By Nick Barber, Drexel University
Axial Seamount is a basaltic hotspot volcano on the Juan de Fuca Ridge. It is the most active submarine volcano in the Northeast Pacific, having had three eruptions over the past 20 years, the most recent in April 2015. Since September 2014, Axial has also been monitored by the Ocean Observatories Initiative (OOI) Cabled Array, a cabled network of instruments that includes seismometers, pressure recorders, tiltmeters, temperature probes, cameras, and other sensors. As part of on-going analysis of the real-time data from the OOI Cabled Array, I spent the summer of 2017 writing MATLAB scripts that formatted and plotted tilt data from Axial Seamount in user-defined time periods. I was also lucky enough to join one of the expeditions on board the research vessel. This information provides important insights into on-going surface deformation and the subsurface migration of magma before, during, and after eruptions. The plots can be integrated with seismic data to provide better constraints on magma chamber geometry and dike propagation in the caldera.

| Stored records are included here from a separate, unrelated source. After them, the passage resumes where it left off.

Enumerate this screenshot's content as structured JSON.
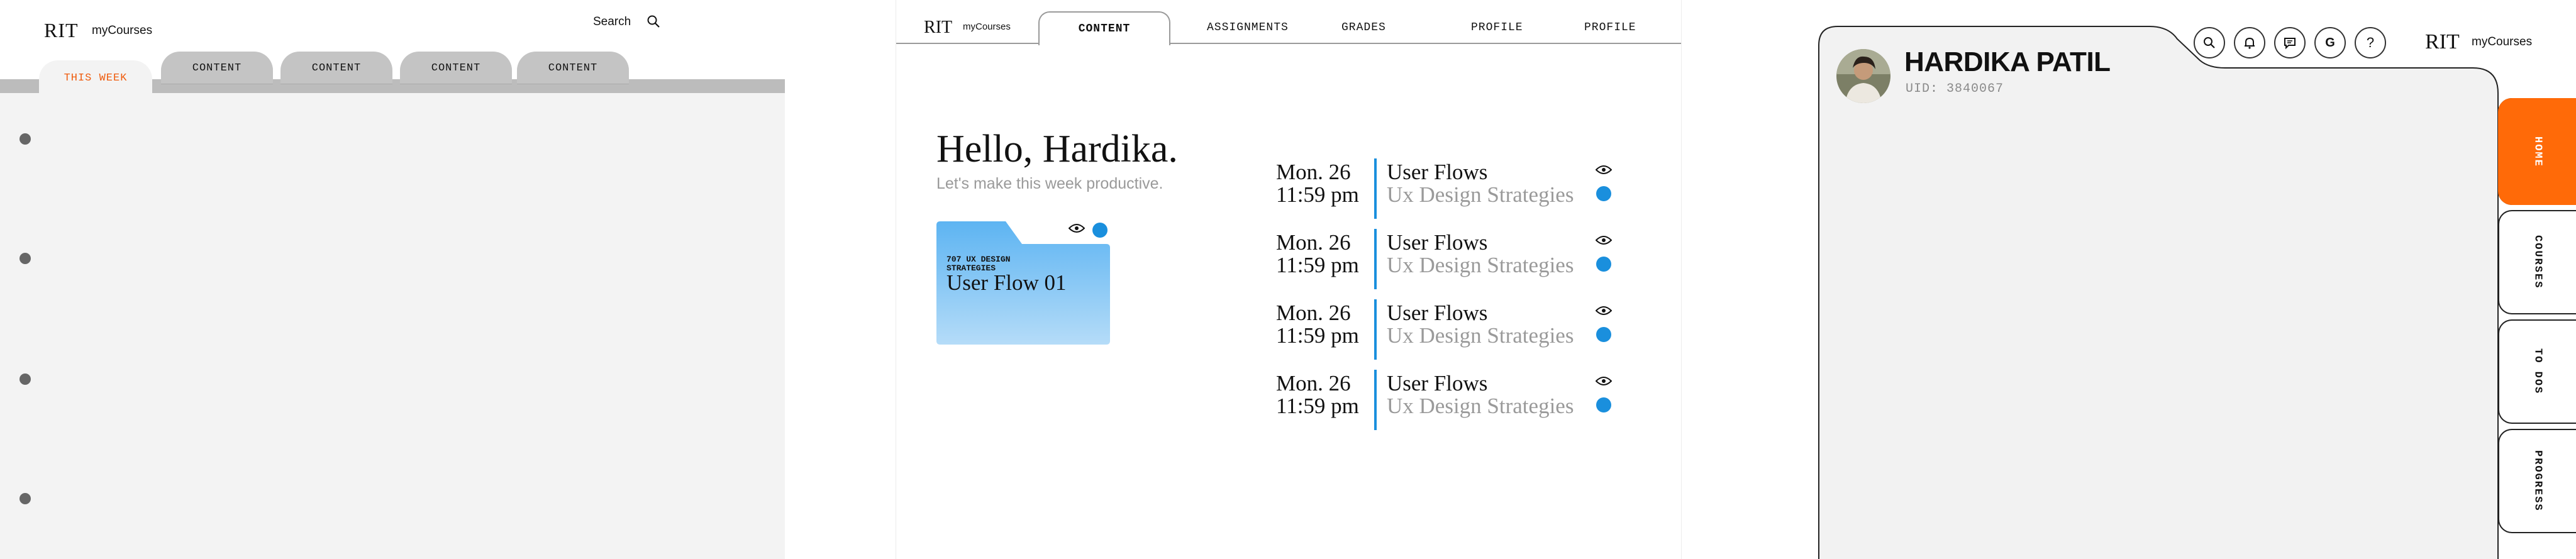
{
  "panel1": {
    "brand": {
      "rit": "RIT",
      "app": "myCourses"
    },
    "search_label": "Search",
    "tabs": [
      {
        "label": "THIS WEEK",
        "active": true
      },
      {
        "label": "CONTENT"
      },
      {
        "label": "CONTENT"
      },
      {
        "label": "CONTENT"
      },
      {
        "label": "CONTENT"
      }
    ],
    "accent": "#ef5b0c"
  },
  "panel2": {
    "brand": {
      "rit": "RIT",
      "app": "myCourses"
    },
    "tabs": [
      {
        "label": "CONTENT",
        "active": true
      },
      {
        "label": "ASSIGNMENTS"
      },
      {
        "label": "GRADES"
      },
      {
        "label": "PROFILE"
      },
      {
        "label": "PROFILE"
      }
    ],
    "greeting": "Hello, Hardika.",
    "subtitle": "Let's make this week productive.",
    "folder": {
      "course": "707 UX DESIGN STRATEGIES",
      "name": "User Flow 01"
    },
    "deadlines": [
      {
        "date": "Mon. 26",
        "time": "11:59 pm",
        "title": "User Flows",
        "course": "Ux Design Strategies"
      },
      {
        "date": "Mon. 26",
        "time": "11:59 pm",
        "title": "User Flows",
        "course": "Ux Design Strategies"
      },
      {
        "date": "Mon. 26",
        "time": "11:59 pm",
        "title": "User Flows",
        "course": "Ux Design Strategies"
      },
      {
        "date": "Mon. 26",
        "time": "11:59 pm",
        "title": "User Flows",
        "course": "Ux Design Strategies"
      }
    ],
    "accent": "#1a8fdd"
  },
  "panel3": {
    "brand": {
      "rit": "RIT",
      "app": "myCourses"
    },
    "user": {
      "name": "HARDIKA PATIL",
      "uid": "UID: 3840067"
    },
    "toolbar_icons": [
      "search-icon",
      "bell-icon",
      "chat-icon",
      "google-icon",
      "help-icon"
    ],
    "help_glyph": "?",
    "google_glyph": "G",
    "side_tabs": [
      {
        "label": "HOME",
        "active": true
      },
      {
        "label": "COURSES"
      },
      {
        "label": "TO DOS"
      },
      {
        "label": "PROGRESS"
      }
    ],
    "accent": "#ff6a08"
  }
}
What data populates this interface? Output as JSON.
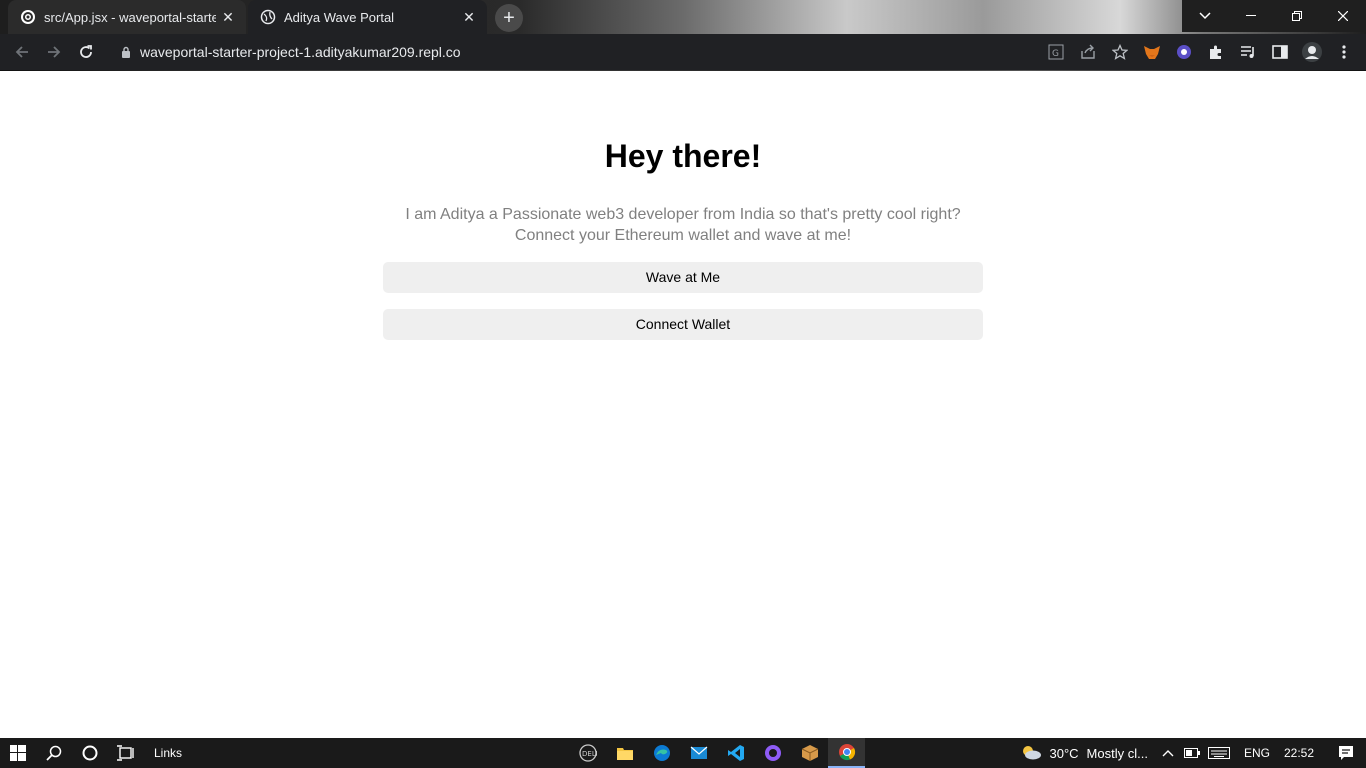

Nick Barber is a senior Geoscience major at Drexel University in Philadelphia, Pennsylvania, USA. His work at Drexel includes a number of projects using modern GIS, database, and programming tools to re-imagine the volume and stratigraphy of the Deccan Traps, Western India. This work is primarily supervised by Dr. Loÿc Vanderkluysen. Nick is also the recipient of the Goldwater and Hollings scholarships, with the latter funding his research at Axial Seamount with Dr. Bill Chadwick at NOAA’s Pacific Marine Environmental Laboratory in Newport, Oregon. Nick will be graduating this June and plans to start a PhD in Earth Science at the University of Cambridge, UK, working with Dr. Marie Edmonds.